Although snowmobiling is a fun-filled winter recreational activity, it can result in severe, permanent injuries or even loss of life. In the United States, snowmobile accidents account for 14,000 injuries and 200 fatalities each year during the winter season.
Snowmobile Popularity and Dangers
Besides creating fun-packed, family-friendly outdoor activities, snowmobiles are reliable means of transportation in regions with chilly winter climates and large stacks of snow. Over two million people in the United States ride snowmobiles frequently during the winter season to explore the outdoors and traverse the snow-covered area.
Snowmobiling exposes riders to serious risks because of the vehicle’s weight, swiftness, absence of structural protections, and capability to overturn and become airborne. Most snowmobile accidents tend to happen during chilly conditions and intense snowfall with inadequate visibility. When they happen, these accidents result in serious injuries such as head injuries, traumatic brain injuries, fractured or broken bones, knee, back, and neck injuries, disabilities, and even death.
If a person is injured in a snowmobile accident caused by manufacturing defects and mechanical malfunction, he or she can receive compensation for injuries and damages by suing the at-fault person or entity. The injured person should seek the help of a personal injury lawyer to increase the chances of the claim becoming successful.
Snowmobiling Safety Tips
The International Snowmobile Manufacturers Association (ISMA) supports safety during snowmobiling by frequently issuing precautions that help lower the risk of accidents and injuries. Some of the most important snowmobiling safety measures include:
Taking a Safety Course
In most places, a person must provide a safety course certificate or license before he or she is allowed to ride a snowmobile. However, even if it isn’t mandatory, taking at least a short safety course to avoid injuries and gain a clear understanding of the activity itself is a wise decision.
Assessing the Weather and Known Trails

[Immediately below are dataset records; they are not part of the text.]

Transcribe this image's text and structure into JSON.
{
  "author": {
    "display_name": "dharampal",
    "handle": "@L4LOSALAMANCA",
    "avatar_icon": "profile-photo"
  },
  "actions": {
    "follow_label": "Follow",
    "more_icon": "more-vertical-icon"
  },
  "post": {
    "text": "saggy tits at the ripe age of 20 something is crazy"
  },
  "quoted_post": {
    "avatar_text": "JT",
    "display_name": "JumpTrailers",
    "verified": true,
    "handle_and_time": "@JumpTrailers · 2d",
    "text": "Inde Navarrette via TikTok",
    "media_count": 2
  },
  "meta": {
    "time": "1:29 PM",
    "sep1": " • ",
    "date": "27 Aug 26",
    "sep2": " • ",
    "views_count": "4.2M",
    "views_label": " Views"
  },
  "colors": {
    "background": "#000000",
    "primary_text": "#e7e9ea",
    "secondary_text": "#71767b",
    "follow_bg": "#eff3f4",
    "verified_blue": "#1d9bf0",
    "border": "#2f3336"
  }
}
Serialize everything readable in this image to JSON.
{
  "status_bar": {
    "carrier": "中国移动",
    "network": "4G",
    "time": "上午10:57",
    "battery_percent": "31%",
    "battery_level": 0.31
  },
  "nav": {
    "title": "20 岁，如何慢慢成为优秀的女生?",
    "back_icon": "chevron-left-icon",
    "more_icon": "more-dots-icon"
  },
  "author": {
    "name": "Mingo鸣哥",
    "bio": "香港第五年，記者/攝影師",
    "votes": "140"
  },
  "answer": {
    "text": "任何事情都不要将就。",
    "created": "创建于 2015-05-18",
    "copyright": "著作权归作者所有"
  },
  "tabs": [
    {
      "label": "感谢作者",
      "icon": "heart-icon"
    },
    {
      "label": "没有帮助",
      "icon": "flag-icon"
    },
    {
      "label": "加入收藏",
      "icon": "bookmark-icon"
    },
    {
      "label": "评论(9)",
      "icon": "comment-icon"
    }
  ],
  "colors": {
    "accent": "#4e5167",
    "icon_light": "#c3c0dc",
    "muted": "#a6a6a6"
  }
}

Harsh weather conditions and dangerous trails increase the risk of wintertime injuries by making riding a snowmobile hard. A snowmobiler should, therefore, avoid riding during harsh weather conditions and on untested and dangerous trails.
Wearing the Right Safety Gear
A snowmobiler should put on the right safety clothing and gear. These safety gears include a helmet, goggles, quality water repellent boots, warm gloves, and a windproof outer layer.
Examining the Snowmobile
Although a snowmobiler might not be an approved mechanic, he or she can discover many things by just looking. If the snowmobiler discovers anything unusual on the snowmobile, he or she should notify the person in charge and avoid driving it.
Riding with a Partner
Bringing someone familiar with the trails and the snowmobiling activity itself will make the experience more enjoyable and memorable. In case of a problem, there will be someone to assist the snowmobiler or call for help.
Studies have shown that snowmobiling can be safer when snowmobilers follow the recommended safety measures. With the right safety precautions, plenty of snowmobiling injuries can be avoided. However, if a snowmobile accident occurs because of negligence or recklessness of another individual, company, or entity, the injured party can file a compensation claim against the at-fault party.